● **Data under study**

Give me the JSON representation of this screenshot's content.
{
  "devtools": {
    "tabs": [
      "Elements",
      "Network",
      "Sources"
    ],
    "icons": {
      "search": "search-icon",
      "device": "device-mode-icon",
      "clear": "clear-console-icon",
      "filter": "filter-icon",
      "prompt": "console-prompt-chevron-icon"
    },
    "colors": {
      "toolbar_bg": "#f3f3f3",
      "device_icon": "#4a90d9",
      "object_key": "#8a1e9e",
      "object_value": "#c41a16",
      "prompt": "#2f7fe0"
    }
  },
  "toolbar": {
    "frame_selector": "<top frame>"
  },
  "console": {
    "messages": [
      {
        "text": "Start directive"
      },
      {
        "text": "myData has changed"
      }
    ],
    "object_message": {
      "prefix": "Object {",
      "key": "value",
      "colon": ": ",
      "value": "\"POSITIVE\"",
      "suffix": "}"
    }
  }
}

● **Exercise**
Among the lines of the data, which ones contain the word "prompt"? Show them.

● **Worked solution**
      "prompt": "console-prompt-chevron-icon"
      "prompt": "#2f7fe0"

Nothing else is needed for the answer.